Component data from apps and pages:
⟨

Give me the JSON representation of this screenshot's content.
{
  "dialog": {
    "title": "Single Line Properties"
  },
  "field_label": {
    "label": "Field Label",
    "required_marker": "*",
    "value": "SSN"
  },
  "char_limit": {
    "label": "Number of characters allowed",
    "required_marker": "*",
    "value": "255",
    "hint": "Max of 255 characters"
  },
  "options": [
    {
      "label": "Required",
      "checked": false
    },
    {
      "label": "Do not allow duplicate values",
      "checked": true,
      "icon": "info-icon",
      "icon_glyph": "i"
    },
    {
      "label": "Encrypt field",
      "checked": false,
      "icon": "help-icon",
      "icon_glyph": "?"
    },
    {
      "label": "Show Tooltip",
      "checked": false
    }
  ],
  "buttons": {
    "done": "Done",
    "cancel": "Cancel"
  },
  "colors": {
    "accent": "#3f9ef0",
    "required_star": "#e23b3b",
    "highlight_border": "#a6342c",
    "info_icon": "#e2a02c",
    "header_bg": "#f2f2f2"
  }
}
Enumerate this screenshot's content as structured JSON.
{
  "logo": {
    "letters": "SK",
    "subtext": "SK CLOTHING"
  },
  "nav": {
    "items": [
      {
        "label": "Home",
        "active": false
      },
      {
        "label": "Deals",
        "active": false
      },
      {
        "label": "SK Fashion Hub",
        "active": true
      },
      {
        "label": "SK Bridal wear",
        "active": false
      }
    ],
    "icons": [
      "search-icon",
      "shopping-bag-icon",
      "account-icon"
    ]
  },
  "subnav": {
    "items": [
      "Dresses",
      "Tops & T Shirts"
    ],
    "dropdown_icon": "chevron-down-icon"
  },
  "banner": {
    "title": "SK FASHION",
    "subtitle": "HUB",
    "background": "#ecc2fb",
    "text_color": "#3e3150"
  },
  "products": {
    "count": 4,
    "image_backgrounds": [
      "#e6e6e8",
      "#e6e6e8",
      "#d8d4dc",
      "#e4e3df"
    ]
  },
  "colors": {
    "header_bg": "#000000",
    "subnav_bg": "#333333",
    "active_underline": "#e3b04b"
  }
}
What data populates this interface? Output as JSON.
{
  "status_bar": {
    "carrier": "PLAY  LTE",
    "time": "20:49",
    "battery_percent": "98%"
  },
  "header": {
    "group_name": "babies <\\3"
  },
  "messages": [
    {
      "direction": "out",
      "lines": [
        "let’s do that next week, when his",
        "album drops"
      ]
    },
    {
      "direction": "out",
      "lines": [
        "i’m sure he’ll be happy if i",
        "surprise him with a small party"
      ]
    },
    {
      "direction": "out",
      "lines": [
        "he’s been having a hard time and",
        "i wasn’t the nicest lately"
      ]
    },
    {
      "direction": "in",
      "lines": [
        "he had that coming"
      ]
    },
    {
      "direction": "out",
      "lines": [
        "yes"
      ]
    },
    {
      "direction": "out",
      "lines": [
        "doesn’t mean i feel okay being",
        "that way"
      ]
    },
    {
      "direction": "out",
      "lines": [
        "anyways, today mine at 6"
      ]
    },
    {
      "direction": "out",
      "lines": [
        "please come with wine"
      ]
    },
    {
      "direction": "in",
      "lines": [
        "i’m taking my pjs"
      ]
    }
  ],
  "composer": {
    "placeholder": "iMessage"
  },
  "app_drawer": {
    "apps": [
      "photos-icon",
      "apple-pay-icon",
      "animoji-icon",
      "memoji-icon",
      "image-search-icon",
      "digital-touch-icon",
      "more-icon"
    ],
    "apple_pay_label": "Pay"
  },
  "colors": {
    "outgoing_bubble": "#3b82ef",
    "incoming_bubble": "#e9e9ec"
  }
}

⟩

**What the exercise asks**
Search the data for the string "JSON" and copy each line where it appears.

**Answer to the problem**
Give me the JSON representation of this screenshot's content.
Enumerate this screenshot's content as structured JSON.
What data populates this interface? Output as JSON.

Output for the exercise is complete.